Dumas, O., Donnay, C., Heederik, D.J., H?ry, M., Choudat, D., Kauffmann, F. and Le Moual, N., 2012. Occupational exposure to cleaning products and asthma in hospital workers. Occup Environ Med, 69(12), pp.883-889.

Gandhi, P.K., Kenzik, K.M., Thompson, L.A., DeWalt, D.A., Revicki, D.A., Shenkman, E.A. and Huang, I.C., 2013. Exploring factors influencing asthma control and asthma-specific health-related quality of life among children. Respiratory research, 14(1), p.26.

Griffiths, B. and Ducharme, F.M., 2013. Combined inhaled anticholinergics and short-acting beta2-agonists for initial treatment of acute asthma in children. Paediatric respiratory reviews, 14(4), pp.234-235.

Hamid, Q., 2012. Pathogenesis of small airways in asthma. Respiration, 84(1), pp.4-11.

Mahler, D.A. and O'Donnell, D.E. eds., 2014. Dyspnea: mechanisms, measurement, and management. CRC press.

Paaso, E.M., Jaakkola, M.S., Lajunen, T.K., Hugg, T.T. and Jaakkola, J.J., 2013. The importance of family history in asthma during the first 27 years of life. American journal of respiratory and critical care medicine, 188(5), pp.624-626.

Papiris, S., Kotanidou, A., Malagari, K., & Roussos, C. (2002). Clinical review: Severe asthma. Critical Care, 6(1), 30–44.

Patel, M.R., Valerio, M.A., Sanders, G., Thomas, L.J. and Clark, N.M., 2012. Asthma action plans and patient satisfaction among women with asthma. Chest, 142(5), pp.1143-1149.

Patel, S.J., Longhurst, C.A., Lin, A., Garrett, L., Gillette-Arroyo, J., Mark, J.D., Wood, M.S. and Sharek, P.J., 2012. Integrating the home management plan of care for children with asthma into an electronic medical record. Joint Commission journal on quality and patient safety, 38(8), pp.359-365.

Polosa, R. and Thomson, N.C., 2013. Smoking and asthma: dangerous liaisons. European respiratory journal, 41(3), pp.716-726.

Quirce, S. and Barranco, P., 2010. Cleaning agents and asthma. J Investig Allergol Clin Immunol, 20(7), pp.542-50.

Scichilone, N., Contoli, M., Paleari, D., Pirina, P., Rossi, A., Sanguinetti, C.M., Santus, P., Sofia, M. and Sverzellati, N., 2013. Assessing and accessing the small airways; implications for asthma management.
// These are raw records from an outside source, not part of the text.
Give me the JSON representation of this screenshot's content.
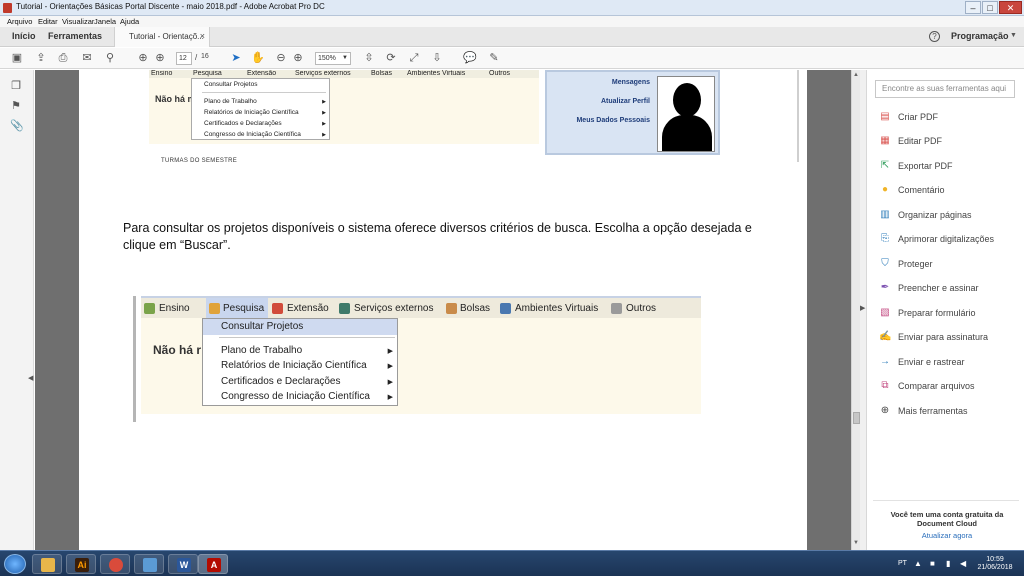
{
  "window": {
    "title": "Tutorial - Orientações Básicas Portal Discente - maio 2018.pdf - Adobe Acrobat Pro DC",
    "controls": {
      "minimize": "–",
      "maximize": "□",
      "close": "✕"
    }
  },
  "menubar": [
    "Arquivo",
    "Editar",
    "Visualizar",
    "Janela",
    "Ajuda"
  ],
  "tabbar": {
    "home": "Início",
    "tools": "Ferramentas",
    "doc_tab": "Tutorial - Orientaçõ...",
    "doc_tab_close": "×",
    "help": "?",
    "user": "Programação"
  },
  "toolbar": {
    "page_current": "12",
    "page_sep": "/",
    "page_total": "16",
    "zoom": "150%"
  },
  "document": {
    "shot1": {
      "menu": [
        "Ensino",
        "Pesquisa",
        "Extensão",
        "Serviços externos",
        "Bolsas",
        "Ambientes Virtuais",
        "Outros"
      ],
      "nao_ha": "Não há m",
      "dropdown": [
        "Consultar Projetos",
        "Plano de Trabalho",
        "Relatórios de Iniciação Científica",
        "Certificados e Declarações",
        "Congresso de Iniciação Científica"
      ],
      "turmas": "TURMAS DO SEMESTRE",
      "card_links": [
        "Mensagens",
        "Atualizar Perfil",
        "Meus Dados Pessoais"
      ]
    },
    "paragraph": "Para consultar os projetos disponíveis o sistema oferece diversos critérios de busca. Escolha a opção desejada e clique em “Buscar”.",
    "shot2": {
      "menu": [
        "Ensino",
        "Pesquisa",
        "Extensão",
        "Serviços externos",
        "Bolsas",
        "Ambientes Virtuais",
        "Outros"
      ],
      "nao_ha": "Não há r",
      "dropdown": [
        "Consultar Projetos",
        "Plano de Trabalho",
        "Relatórios de Iniciação Científica",
        "Certificados e Declarações",
        "Congresso de Iniciação Científica"
      ]
    }
  },
  "tools_panel": {
    "search_placeholder": "Encontre as suas ferramentas aqui",
    "tools": [
      {
        "label": "Criar PDF",
        "icon": "create-pdf-icon",
        "color": "#d9534f"
      },
      {
        "label": "Editar PDF",
        "icon": "edit-pdf-icon",
        "color": "#d9534f"
      },
      {
        "label": "Exportar PDF",
        "icon": "export-pdf-icon",
        "color": "#2e9d5a"
      },
      {
        "label": "Comentário",
        "icon": "comment-icon",
        "color": "#f0b429"
      },
      {
        "label": "Organizar páginas",
        "icon": "organize-pages-icon",
        "color": "#2a7ab8"
      },
      {
        "label": "Aprimorar digitalizações",
        "icon": "enhance-scans-icon",
        "color": "#2a7ab8"
      },
      {
        "label": "Proteger",
        "icon": "protect-icon",
        "color": "#2a7ab8"
      },
      {
        "label": "Preencher e assinar",
        "icon": "fill-sign-icon",
        "color": "#7b4fb0"
      },
      {
        "label": "Preparar formulário",
        "icon": "prepare-form-icon",
        "color": "#c2477f"
      },
      {
        "label": "Enviar para assinatura",
        "icon": "send-signature-icon",
        "color": "#2a5ba8"
      },
      {
        "label": "Enviar e rastrear",
        "icon": "send-track-icon",
        "color": "#2a7ab8"
      },
      {
        "label": "Comparar arquivos",
        "icon": "compare-files-icon",
        "color": "#c2477f"
      },
      {
        "label": "Mais ferramentas",
        "icon": "more-tools-icon",
        "color": "#444444"
      }
    ],
    "document_cloud_title": "Você tem uma conta gratuita da Document Cloud",
    "document_cloud_link": "Atualizar agora"
  },
  "taskbar": {
    "lang": "PT",
    "clock_time": "10:59",
    "clock_date": "21/06/2018"
  }
}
Pulmonary pharmacology & therapeutics, 26(2), pp.172-179.

Silvio Torresa, M.D., Nicol?s Sticcoa, M.D., Juan Jos? Boscha, M.D., Tom?s Iolstera, M.D., Alejandro Siabaa, M.D., Rivarolaa, M.R. and Schnitzlera, E., 2012. Effectiveness of magnesium sulfate as initial treatment of acute severe asthma in children, conducted in a tertiary-level university hospital. A randomized, controlled trial. Arch Argent Pediatr, 110(4), pp.291-296.

Smallwood, J. and Ownby, D., 2012. Exposure to dog allergens and subsequent allergic sensitization: an updated review. Current allergy and asthma reports, 12(5), pp.424-428.

Sumino, K. and Cabana, M.D., 2013. Medication adherence in asthma patients. Current opinion in pulmonary medicine, 19(1), pp.49-53.

Usmani, O.S. and Barnes, P.J., 2012. Assessing and treating small airways disease in asthma and chronic obstructive pulmonary disease. Annals of medicine, 44(2), pp.146-156.

How to cite this essay: